Chips 80 and 82 may be placed in cavity 68 having gaps 84 therebetween and between walls 86 and chips 80 and 82. Alternately, chips 80 and 82 may include spacers or layers of material to ensure a proper fit and automatically align studs 53 with contacts 88 and 90 of each chip 80 and 82. These chips 80 and 82 may also be aligned using tooling or other gapping methods. In one embodiment, chips 80 and 82 are connected or attached to one another prior to placing them into cavity 68.
A bonding process may include a temperature of about 400° C. to be carried out to join solder balls for contacts 88 and 90 of the daughter chips 80 and 82 with the solder balls 74 for through vias 51 for the mother chip 10.
A final double-side chip assembly 100 can be cut from the wafer 10 (e.g., dicing the wafer to form chip packages), where each assembly has a mother chip 120 on the front side and a plurality of daughter chips (e.g., 80 and 82) mounted on the backside. The buried oxide layer 42 of the SOI wafer 10 is used as the holding plate for through via interconnection between the mother chip 120 and daughter chips 80 and 82.
A heat sink 111 can be mounted on the backside of the chip as illustratively shown in
In one embodiment, deep vias are not needed from pads of mother chips on a front side of the SOI wafer, through the buried oxide layer, to the pads of daughter chips on the backside of the SOI wafer. Instead, vertical optical links (VOI) are provided between mother and the all the daughter chips. While, electrical interconnects are provided between a mother chip and the outside world. Another embodiment provides optical interconnects between children chips and the mother chip as well as between the mother chip and the outside world. In yet another embodiment, optical interconnects are provided between children chips and the mother chip, while providing both optical and electrical interconnect between mother chip and outside world. In yet another embodiment, both optical and electrical interconnects are employed everywhere through out a system. The terms sub-chip, daughter chip and child or children chips will be used interchangeable throughout the specification and claims.
Processing to form vertical optical interconnects (or VOI) is illustratively shown in
A clad layer 411 is deposited, for example a fluororesin material, can be used to form a layer on the surface of the etched via 410. A sidewall formation etching is carried out using O2 plasma etching to leave the clad layer 411 on sidewalls 412 of the via 410. The via 410 is filled with a core material 413 such as polymethyl methacrylate (PMMA) having higher refractive index than that of the clad layer 411. Core material 413 has an ability to transmit light therethrough to permit optical communications. The excessive material on the top surface is removed by an etch-back process.

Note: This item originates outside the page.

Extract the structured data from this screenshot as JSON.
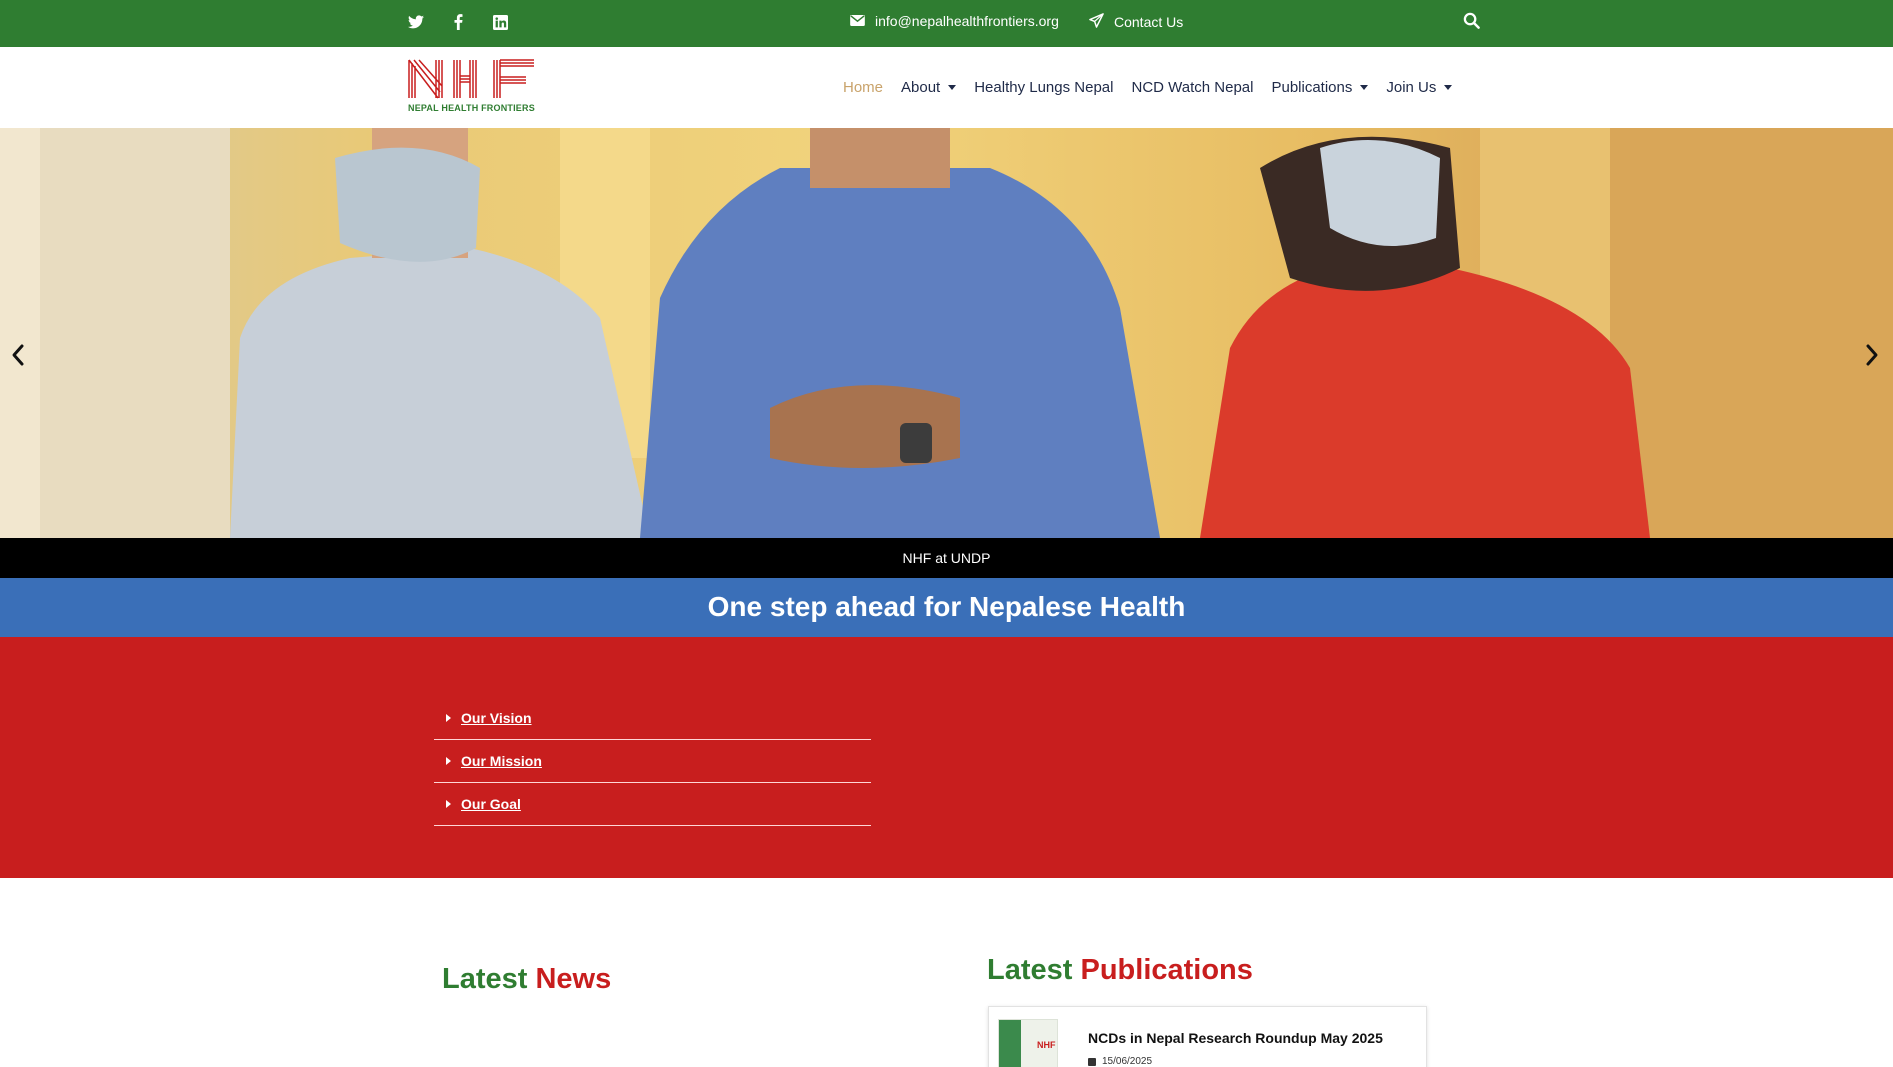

Advantageously, a double-sided chip assembly can be formed from a SOI wafer, where each assembly has a mother chip on the front side and a plurality of daughter chips mounted on the backside. The buried oxide layer 442 of the SOI wafer is used as a holding plate for through via interconnection (441 and 470) between the mother chip 400 and daughter chips 462 and 464. A conventional heat-sink 492 can be mounted on the backside of the chip assembly 500 as shown in

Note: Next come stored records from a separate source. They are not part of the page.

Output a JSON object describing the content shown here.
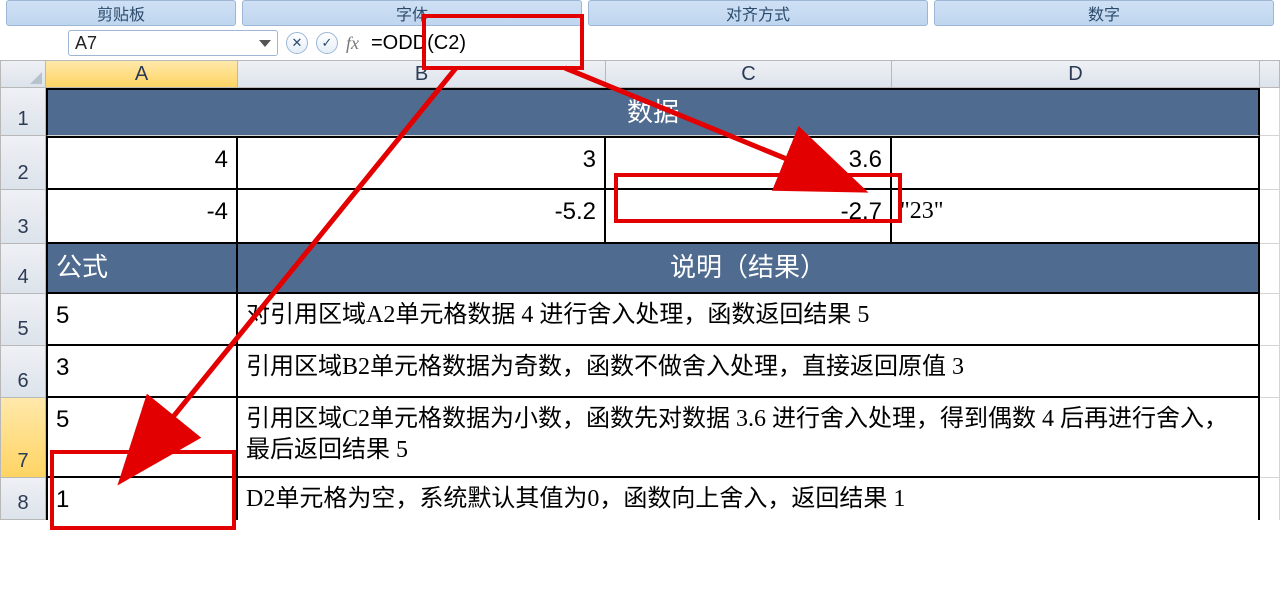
{
  "ribbon": {
    "groups": [
      "剪贴板",
      "字体",
      "对齐方式",
      "数字"
    ]
  },
  "namebox": {
    "value": "A7"
  },
  "fx_label": "fx",
  "formula": "=ODD(C2)",
  "columns": [
    "A",
    "B",
    "C",
    "D"
  ],
  "rows": [
    "1",
    "2",
    "3",
    "4",
    "5",
    "6",
    "7",
    "8"
  ],
  "table": {
    "header1": "数据",
    "r2": {
      "a": "4",
      "b": "3",
      "c": "3.6",
      "d": ""
    },
    "r3": {
      "a": "-4",
      "b": "-5.2",
      "c": "-2.7",
      "d": "\"23\""
    },
    "header4_a": "公式",
    "header4_rest": "说明（结果）",
    "r5": {
      "a": "5",
      "b": "对引用区域A2单元格数据 4 进行舍入处理，函数返回结果 5"
    },
    "r6": {
      "a": "3",
      "b": "引用区域B2单元格数据为奇数，函数不做舍入处理，直接返回原值 3"
    },
    "r7": {
      "a": "5",
      "b": "引用区域C2单元格数据为小数，函数先对数据 3.6 进行舍入处理，得到偶数 4 后再进行舍入，最后返回结果 5"
    },
    "r8": {
      "a": "1",
      "b": "D2单元格为空，系统默认其值为0，函数向上舍入，返回结果 1"
    }
  }
}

Based on the same principle, the child chip 606 as well as the mother chip 604 can be provided with only optical interconnects as shown in
Having described preferred embodiments of a device and method for fabricating double-sided SOI wafer scale package with buried oxide optical through via connections (which are intended to be illustrative and not limiting), it is noted that modifications and variations can be made by persons skilled in the art in light of the above teachings. It is therefore to be understood that changes may be made in the particular embodiments of the invention disclosed which are within the scope and spirit of the invention as outlined by the appended claims. Having thus described the invention with the details and particularity required by the patent laws, what is claimed and desired protected by Letters Patent is set forth in the appended claims.